Top of Data listing

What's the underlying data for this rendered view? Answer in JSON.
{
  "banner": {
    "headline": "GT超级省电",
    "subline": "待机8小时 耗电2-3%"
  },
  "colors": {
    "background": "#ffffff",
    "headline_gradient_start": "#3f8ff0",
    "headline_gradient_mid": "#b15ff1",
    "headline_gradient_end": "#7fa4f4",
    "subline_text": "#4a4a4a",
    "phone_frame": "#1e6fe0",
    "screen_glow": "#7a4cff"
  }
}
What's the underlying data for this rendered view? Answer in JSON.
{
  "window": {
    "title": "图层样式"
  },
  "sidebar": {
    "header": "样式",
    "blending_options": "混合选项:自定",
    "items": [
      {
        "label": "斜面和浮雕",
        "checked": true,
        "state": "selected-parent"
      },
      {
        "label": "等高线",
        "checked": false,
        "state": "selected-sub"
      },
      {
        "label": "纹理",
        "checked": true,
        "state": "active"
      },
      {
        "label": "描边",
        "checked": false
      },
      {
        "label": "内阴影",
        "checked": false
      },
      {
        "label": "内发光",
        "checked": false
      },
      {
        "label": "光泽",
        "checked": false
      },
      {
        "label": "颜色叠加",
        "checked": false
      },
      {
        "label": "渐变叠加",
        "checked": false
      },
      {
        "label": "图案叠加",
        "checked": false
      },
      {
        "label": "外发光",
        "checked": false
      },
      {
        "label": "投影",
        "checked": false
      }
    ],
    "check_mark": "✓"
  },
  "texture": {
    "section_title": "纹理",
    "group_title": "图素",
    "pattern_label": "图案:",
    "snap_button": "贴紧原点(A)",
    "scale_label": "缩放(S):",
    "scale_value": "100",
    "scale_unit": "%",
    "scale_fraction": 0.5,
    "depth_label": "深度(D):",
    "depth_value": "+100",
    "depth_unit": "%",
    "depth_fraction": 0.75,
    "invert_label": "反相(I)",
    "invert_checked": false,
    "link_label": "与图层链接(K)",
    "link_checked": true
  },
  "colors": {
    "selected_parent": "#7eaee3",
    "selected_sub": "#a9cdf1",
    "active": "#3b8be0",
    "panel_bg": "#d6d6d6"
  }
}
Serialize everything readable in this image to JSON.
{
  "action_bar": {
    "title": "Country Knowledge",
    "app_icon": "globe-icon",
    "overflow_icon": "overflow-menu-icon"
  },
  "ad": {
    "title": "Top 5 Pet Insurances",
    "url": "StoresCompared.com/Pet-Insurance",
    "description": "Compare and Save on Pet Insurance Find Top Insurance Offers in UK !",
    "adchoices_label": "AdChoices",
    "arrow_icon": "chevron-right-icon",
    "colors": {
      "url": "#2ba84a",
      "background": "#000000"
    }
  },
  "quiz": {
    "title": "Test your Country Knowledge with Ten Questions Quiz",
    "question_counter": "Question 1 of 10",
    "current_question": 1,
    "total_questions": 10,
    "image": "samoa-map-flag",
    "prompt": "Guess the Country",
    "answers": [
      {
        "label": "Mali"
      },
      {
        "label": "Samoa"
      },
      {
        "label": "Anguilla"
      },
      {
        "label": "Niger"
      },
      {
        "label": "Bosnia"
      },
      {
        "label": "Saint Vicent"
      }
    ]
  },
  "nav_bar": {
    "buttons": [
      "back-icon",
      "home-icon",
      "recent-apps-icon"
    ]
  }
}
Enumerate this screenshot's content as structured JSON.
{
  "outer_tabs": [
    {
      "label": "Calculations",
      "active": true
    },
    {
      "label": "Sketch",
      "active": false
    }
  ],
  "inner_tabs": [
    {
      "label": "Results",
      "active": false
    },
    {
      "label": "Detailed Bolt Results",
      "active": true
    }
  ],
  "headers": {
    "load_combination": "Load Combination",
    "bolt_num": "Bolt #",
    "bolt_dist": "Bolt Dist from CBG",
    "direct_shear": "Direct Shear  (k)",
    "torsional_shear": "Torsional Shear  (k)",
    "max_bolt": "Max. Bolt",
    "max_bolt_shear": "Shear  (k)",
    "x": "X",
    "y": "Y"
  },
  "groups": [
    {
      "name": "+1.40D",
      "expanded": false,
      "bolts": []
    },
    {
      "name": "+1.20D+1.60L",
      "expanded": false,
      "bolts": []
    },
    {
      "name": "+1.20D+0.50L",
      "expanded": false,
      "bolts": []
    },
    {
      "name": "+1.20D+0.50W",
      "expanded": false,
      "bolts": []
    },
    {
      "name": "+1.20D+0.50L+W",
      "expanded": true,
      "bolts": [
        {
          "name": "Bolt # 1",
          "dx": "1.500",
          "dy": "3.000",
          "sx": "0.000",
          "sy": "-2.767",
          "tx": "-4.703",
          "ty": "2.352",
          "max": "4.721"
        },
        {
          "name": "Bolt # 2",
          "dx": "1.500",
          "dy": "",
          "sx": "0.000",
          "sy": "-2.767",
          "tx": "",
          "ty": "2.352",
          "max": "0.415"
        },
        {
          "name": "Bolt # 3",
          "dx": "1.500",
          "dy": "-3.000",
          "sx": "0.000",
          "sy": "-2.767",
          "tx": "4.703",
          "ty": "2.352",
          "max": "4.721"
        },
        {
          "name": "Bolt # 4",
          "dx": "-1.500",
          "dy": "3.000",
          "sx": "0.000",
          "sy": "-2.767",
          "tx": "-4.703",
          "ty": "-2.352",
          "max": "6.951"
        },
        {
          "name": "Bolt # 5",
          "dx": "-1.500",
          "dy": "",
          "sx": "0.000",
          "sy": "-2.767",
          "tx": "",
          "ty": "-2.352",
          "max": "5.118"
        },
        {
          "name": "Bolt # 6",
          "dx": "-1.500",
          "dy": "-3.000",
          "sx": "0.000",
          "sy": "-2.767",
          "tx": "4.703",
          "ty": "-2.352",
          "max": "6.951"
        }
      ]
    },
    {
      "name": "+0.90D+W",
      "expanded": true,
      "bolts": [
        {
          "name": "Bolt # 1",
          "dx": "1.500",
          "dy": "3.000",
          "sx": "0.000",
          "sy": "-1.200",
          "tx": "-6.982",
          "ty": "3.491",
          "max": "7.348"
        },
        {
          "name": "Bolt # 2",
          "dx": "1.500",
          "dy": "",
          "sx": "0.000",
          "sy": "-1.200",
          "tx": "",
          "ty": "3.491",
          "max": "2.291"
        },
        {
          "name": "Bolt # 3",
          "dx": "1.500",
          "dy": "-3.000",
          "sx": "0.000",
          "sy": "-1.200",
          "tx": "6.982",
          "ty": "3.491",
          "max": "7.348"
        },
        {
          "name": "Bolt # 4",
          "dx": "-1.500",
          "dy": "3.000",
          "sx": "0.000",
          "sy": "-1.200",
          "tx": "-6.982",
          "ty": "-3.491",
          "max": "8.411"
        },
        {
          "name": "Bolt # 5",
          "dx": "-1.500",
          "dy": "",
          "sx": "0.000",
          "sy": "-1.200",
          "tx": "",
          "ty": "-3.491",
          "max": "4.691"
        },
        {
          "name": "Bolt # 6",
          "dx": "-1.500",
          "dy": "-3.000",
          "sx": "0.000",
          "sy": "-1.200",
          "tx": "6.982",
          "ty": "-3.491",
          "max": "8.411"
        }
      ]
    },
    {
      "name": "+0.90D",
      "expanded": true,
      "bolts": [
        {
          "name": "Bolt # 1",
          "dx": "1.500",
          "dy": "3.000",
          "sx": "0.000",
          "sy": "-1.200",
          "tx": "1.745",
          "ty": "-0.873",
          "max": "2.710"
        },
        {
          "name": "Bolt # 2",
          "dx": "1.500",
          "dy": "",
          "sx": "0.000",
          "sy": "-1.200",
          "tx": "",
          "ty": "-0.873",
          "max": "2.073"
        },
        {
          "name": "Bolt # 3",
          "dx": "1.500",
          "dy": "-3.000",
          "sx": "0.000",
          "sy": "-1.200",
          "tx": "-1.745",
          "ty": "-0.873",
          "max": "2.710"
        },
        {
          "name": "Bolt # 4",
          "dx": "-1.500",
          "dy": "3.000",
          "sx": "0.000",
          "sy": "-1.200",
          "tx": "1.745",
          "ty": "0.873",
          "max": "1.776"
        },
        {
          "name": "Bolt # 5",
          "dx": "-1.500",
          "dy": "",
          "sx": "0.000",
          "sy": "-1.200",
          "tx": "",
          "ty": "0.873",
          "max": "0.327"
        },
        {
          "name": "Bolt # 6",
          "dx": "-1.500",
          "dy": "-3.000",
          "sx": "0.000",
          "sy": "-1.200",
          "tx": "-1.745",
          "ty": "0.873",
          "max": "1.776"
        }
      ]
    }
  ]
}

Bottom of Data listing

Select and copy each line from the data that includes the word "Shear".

    "direct_shear": "Direct Shear  (k)",
    "torsional_shear": "Torsional Shear  (k)",
    "max_bolt_shear": "Shear  (k)",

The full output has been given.